Not even the buzz of bugs stirring about.

And she could barely feel the breeze against her skin.

A tingle ran up her spine, but at the same time it was as if the tingle was floating off to her left.

It was … magic?

Groaning, Terrin pushed herself to a sitting position. She froze as she met the eyes of a pale, rose-colored ethereal being, floating an inch off the ground at the edge of the clearing. As she stared into its blank eyes, a strange humming started.

The thing approached with gliding strides, just short of the grace of floating, and the tingling sensation grew stronger, like hundreds of pinpricks in her back.

Terrin fought back tears of fear. She was a forest girl, and she refused to cry.

The being stretched out a hand toward her, and the humming rose in pitch as the thing’s fingers brushed against her cheek. The tingling turned into a chill. Her body locked up. Her instincts told her to run, or defend herself, but she could only tremble.

She realized that this must be a spirit. Raw magic, without need of a magician to uphold it.

Some said that spirits were the souls of strong magicians who had been especially close to nature. But Terrin knew now they couldn’t be — there was nothing human about this creature. Those empty eyes confirmed what the freezing sensation already told her.

Spirits were evil.

Terrin cried out for help again, positive that the ethereal monster would devour her soul.

An answering call came from the forest, “Terrin, Terrin?”

She recognized her father’s voice and screamed her reply. “Father! Father, quickly.”

The spirit withdrew its hand and turned its shimmering head towards the sound of twigs and leaves snapping under foot. Her father crashed into the clearing, panting. The spirit took a step back, then turned and rushed into the woods. Terrin was sure that the thing really was floating this time.

She scrambled to her feet and grabbed her father’s hand. He pulled her close, his hug chasing away the chill.

“F-Father, did you see it? It tried to eat me.”

“I saw the wraith. It’s gone now. You don’t need to worry about it anymore.”

“No, Father, the spirit. Did you see the spirit?”

Tears pounded at the back of her eyes, but she held them back with slow, trembling breaths.

“No, honey, I didn’t see the spirit.” He frowned and knelt to her level. “Was there one?”

“Yes. It was horrid.”

“It doesn’t matter. You’ll be fine now, my girl. Come on, let’s go home. We’re late and your mother will be worried,” he said. But he was still frowning as he hugged her again, his hand running through her tangled hair.

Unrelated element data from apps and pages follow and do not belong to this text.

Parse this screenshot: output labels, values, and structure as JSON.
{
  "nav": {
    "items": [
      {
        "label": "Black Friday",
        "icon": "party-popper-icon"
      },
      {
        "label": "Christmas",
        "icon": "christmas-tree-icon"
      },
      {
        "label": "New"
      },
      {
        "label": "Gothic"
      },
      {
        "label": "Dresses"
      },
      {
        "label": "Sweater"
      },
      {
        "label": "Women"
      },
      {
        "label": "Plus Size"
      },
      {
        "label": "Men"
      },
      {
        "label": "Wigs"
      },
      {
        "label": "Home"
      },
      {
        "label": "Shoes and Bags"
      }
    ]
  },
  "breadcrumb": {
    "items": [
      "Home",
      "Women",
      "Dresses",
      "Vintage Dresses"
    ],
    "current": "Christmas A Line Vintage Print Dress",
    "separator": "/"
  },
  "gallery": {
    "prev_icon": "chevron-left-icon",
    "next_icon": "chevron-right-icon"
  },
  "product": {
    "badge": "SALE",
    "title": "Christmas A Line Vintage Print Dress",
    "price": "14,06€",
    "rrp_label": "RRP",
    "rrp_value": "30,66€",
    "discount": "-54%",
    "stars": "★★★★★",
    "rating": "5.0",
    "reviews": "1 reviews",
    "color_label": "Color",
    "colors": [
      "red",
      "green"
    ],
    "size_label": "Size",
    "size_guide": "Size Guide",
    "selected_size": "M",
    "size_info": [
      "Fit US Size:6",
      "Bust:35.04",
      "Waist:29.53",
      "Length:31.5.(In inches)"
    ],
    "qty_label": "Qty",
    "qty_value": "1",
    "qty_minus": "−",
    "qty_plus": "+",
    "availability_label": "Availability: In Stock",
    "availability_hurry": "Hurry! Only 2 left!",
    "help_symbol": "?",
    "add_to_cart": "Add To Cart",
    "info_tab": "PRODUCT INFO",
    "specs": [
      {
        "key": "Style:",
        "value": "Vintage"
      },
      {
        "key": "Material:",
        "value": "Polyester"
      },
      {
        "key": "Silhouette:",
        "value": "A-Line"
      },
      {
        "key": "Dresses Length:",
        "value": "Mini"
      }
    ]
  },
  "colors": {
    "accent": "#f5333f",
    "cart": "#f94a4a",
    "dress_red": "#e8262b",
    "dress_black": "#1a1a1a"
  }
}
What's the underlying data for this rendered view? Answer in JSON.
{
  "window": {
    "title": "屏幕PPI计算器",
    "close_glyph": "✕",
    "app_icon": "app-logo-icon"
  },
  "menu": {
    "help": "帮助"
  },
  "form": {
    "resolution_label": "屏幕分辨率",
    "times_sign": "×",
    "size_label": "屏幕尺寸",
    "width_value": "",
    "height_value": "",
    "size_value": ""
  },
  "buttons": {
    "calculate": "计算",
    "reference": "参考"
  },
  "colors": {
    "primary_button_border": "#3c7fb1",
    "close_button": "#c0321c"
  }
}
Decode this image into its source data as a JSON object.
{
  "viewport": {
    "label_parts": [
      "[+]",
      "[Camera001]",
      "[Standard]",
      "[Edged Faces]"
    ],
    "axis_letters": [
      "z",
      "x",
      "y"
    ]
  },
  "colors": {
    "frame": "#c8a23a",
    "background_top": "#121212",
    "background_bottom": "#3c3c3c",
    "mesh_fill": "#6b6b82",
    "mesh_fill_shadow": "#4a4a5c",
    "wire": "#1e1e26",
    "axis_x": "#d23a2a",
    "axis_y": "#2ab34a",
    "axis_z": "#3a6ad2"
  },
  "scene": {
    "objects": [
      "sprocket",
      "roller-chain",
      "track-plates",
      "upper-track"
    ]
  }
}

She leaned against her father as they walked, still sore from her run earlier. But she was of the forest tribe of Xell, and she would not show weakness. Not until she was home, anyway.

Terrin glanced at her hands. They still had dried blood on them, from her fall, but there was no sting. Frowning, she gave them a closer examination.

The scrapes had already healed.

Read chapter two…

Copyright © 2015 by Teresa Gaskins
Published by Tabletop Academy Press.
Cover and layout copyright © 2016 by Tabletop Academy Press
Cover Photo Credits: “Girl with bow” by Yeko Photo Studio via and “Forest, untagged” by Lukasz Szmigiel via

This book is licensed for your personal enjoyment only. All rights reserved. This is a work of fiction. All characters and events portrayed in this book are fictional, and any resemblance to real people or incidents is purely coincidental. This book, or parts thereof, may not be reproduced in any form without permission.


Leave a Reply

Fill in your details below or click an icon to log in: Logo

You are commenting using your account. Log Out /  Change )

Facebook photo

You are commenting using your Facebook account. Log Out /  Change )

Connecting to %s

This site uses Akismet to reduce spam. Learn how your comment data is processed.